[Dataset rows for apps and sites]
☆ ☆ ☆ ☆ ☆
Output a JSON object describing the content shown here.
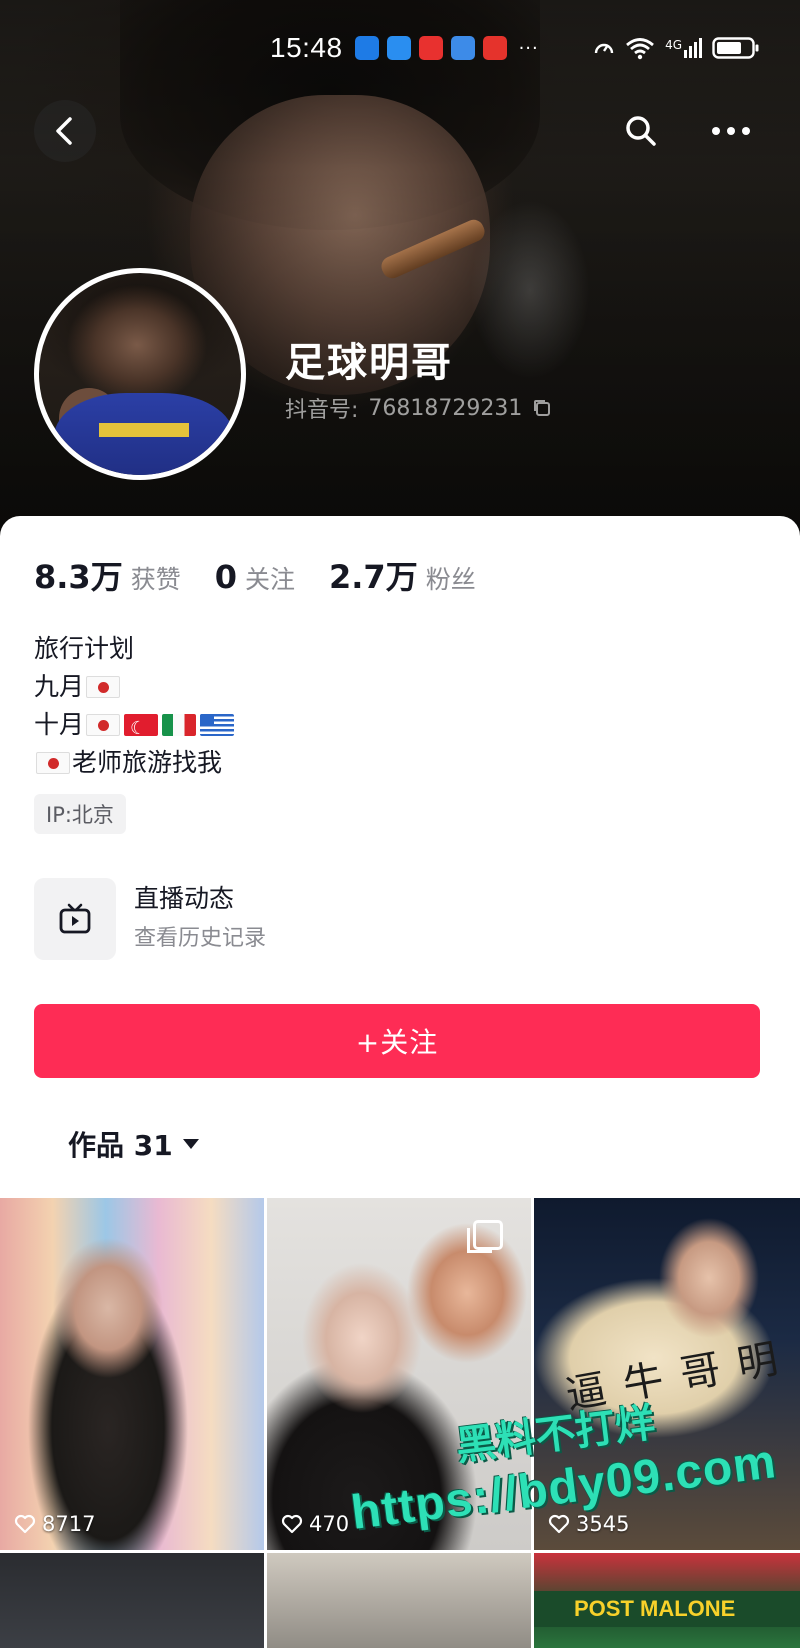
{
  "status_bar": {
    "time": "15:48",
    "more": "···",
    "network": "4G"
  },
  "profile": {
    "username": "足球明哥",
    "douyin_id_label": "抖音号:",
    "douyin_id": "76818729231"
  },
  "stats": [
    {
      "value": "8.3万",
      "label": "获赞"
    },
    {
      "value": "0",
      "label": "关注"
    },
    {
      "value": "2.7万",
      "label": "粉丝"
    }
  ],
  "bio": {
    "line1": "旅行计划",
    "line2": "九月",
    "line3": "十月",
    "line4": "老师旅游找我"
  },
  "ip_tag": "IP:北京",
  "live": {
    "title": "直播动态",
    "subtitle": "查看历史记录"
  },
  "follow_button": "+关注",
  "works_tab": "作品 31",
  "grid": {
    "tiles": [
      {
        "likes": "8717"
      },
      {
        "likes": "470"
      },
      {
        "likes": "3545"
      }
    ],
    "fan_text": "逼牛哥明",
    "tile6_text": "POST MALONE"
  },
  "watermark": {
    "line1": "黑料不打烊",
    "line2": "https://bdy09.com"
  },
  "colors": {
    "accent": "#fe2c55",
    "watermark": "#2de0b6"
  }
}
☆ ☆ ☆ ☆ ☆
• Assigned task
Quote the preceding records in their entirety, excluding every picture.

• Expected answer
Output a JSON object describing the content shown here.
{
  "status_bar": {
    "time": "15:48",
    "more": "···",
    "network": "4G"
  },
  "profile": {
    "username": "足球明哥",
    "douyin_id_label": "抖音号:",
    "douyin_id": "76818729231"
  },
  "stats": [
    {
      "value": "8.3万",
      "label": "获赞"
    },
    {
      "value": "0",
      "label": "关注"
    },
    {
      "value": "2.7万",
      "label": "粉丝"
    }
  ],
  "bio": {
    "line1": "旅行计划",
    "line2": "九月",
    "line3": "十月",
    "line4": "老师旅游找我"
  },
  "ip_tag": "IP:北京",
  "live": {
    "title": "直播动态",
    "subtitle": "查看历史记录"
  },
  "follow_button": "+关注",
  "works_tab": "作品 31",
  "grid": {
    "tiles": [
      {
        "likes": "8717"
      },
      {
        "likes": "470"
      },
      {
        "likes": "3545"
      }
    ],
    "fan_text": "逼牛哥明",
    "tile6_text": "POST MALONE"
  },
  "watermark": {
    "line1": "黑料不打烊",
    "line2": "https://bdy09.com"
  },
  "colors": {
    "accent": "#fe2c55",
    "watermark": "#2de0b6"
  }
}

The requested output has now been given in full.